*** SUPPLIED MATERIAL

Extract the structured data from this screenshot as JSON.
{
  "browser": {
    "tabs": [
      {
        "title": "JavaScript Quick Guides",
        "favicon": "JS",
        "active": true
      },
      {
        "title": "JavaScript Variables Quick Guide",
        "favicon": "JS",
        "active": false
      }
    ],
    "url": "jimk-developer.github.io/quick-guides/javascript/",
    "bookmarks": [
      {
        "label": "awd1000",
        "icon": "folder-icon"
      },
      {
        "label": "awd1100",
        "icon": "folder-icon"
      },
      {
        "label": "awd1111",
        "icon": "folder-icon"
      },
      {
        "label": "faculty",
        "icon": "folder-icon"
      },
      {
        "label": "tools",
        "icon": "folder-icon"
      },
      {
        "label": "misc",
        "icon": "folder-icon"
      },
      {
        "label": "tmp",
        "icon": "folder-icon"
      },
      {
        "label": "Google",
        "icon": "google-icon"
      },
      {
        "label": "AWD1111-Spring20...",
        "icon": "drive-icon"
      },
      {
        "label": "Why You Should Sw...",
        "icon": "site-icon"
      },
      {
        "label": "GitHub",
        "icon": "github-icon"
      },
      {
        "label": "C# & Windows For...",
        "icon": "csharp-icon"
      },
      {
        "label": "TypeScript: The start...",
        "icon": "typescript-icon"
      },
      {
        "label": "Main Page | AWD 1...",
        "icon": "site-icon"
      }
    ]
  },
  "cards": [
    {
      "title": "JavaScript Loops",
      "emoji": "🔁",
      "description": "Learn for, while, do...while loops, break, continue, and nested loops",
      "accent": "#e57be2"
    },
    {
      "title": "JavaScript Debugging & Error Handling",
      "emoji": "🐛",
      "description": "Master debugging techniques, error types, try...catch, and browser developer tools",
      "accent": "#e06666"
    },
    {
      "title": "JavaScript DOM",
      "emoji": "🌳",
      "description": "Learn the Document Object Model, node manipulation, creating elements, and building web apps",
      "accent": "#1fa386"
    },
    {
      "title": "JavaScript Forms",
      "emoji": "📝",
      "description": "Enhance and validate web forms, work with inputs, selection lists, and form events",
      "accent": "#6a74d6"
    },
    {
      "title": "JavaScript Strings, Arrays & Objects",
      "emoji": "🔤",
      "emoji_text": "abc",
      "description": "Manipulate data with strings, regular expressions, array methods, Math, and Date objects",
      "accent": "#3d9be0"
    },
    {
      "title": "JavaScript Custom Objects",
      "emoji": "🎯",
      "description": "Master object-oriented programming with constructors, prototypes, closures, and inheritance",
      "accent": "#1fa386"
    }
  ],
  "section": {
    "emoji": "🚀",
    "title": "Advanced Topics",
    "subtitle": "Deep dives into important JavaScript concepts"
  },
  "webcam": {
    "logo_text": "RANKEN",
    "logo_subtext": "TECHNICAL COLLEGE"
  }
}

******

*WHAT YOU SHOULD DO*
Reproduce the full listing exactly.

*RESULT OF THIS EXERCISE*
Extract the structured data from this screenshot as JSON.
{
  "browser": {
    "tabs": [
      {
        "title": "JavaScript Quick Guides",
        "favicon": "JS",
        "active": true
      },
      {
        "title": "JavaScript Variables Quick Guide",
        "favicon": "JS",
        "active": false
      }
    ],
    "url": "jimk-developer.github.io/quick-guides/javascript/",
    "bookmarks": [
      {
        "label": "awd1000",
        "icon": "folder-icon"
      },
      {
        "label": "awd1100",
        "icon": "folder-icon"
      },
      {
        "label": "awd1111",
        "icon": "folder-icon"
      },
      {
        "label": "faculty",
        "icon": "folder-icon"
      },
      {
        "label": "tools",
        "icon": "folder-icon"
      },
      {
        "label": "misc",
        "icon": "folder-icon"
      },
      {
        "label": "tmp",
        "icon": "folder-icon"
      },
      {
        "label": "Google",
        "icon": "google-icon"
      },
      {
        "label": "AWD1111-Spring20...",
        "icon": "drive-icon"
      },
      {
        "label": "Why You Should Sw...",
        "icon": "site-icon"
      },
      {
        "label": "GitHub",
        "icon": "github-icon"
      },
      {
        "label": "C# & Windows For...",
        "icon": "csharp-icon"
      },
      {
        "label": "TypeScript: The start...",
        "icon": "typescript-icon"
      },
      {
        "label": "Main Page | AWD 1...",
        "icon": "site-icon"
      }
    ]
  },
  "cards": [
    {
      "title": "JavaScript Loops",
      "emoji": "🔁",
      "description": "Learn for, while, do...while loops, break, continue, and nested loops",
      "accent": "#e57be2"
    },
    {
      "title": "JavaScript Debugging & Error Handling",
      "emoji": "🐛",
      "description": "Master debugging techniques, error types, try...catch, and browser developer tools",
      "accent": "#e06666"
    },
    {
      "title": "JavaScript DOM",
      "emoji": "🌳",
      "description": "Learn the Document Object Model, node manipulation, creating elements, and building web apps",
      "accent": "#1fa386"
    },
    {
      "title": "JavaScript Forms",
      "emoji": "📝",
      "description": "Enhance and validate web forms, work with inputs, selection lists, and form events",
      "accent": "#6a74d6"
    },
    {
      "title": "JavaScript Strings, Arrays & Objects",
      "emoji": "🔤",
      "emoji_text": "abc",
      "description": "Manipulate data with strings, regular expressions, array methods, Math, and Date objects",
      "accent": "#3d9be0"
    },
    {
      "title": "JavaScript Custom Objects",
      "emoji": "🎯",
      "description": "Master object-oriented programming with constructors, prototypes, closures, and inheritance",
      "accent": "#1fa386"
    }
  ],
  "section": {
    "emoji": "🚀",
    "title": "Advanced Topics",
    "subtitle": "Deep dives into important JavaScript concepts"
  },
  "webcam": {
    "logo_text": "RANKEN",
    "logo_subtext": "TECHNICAL COLLEGE"
  }
}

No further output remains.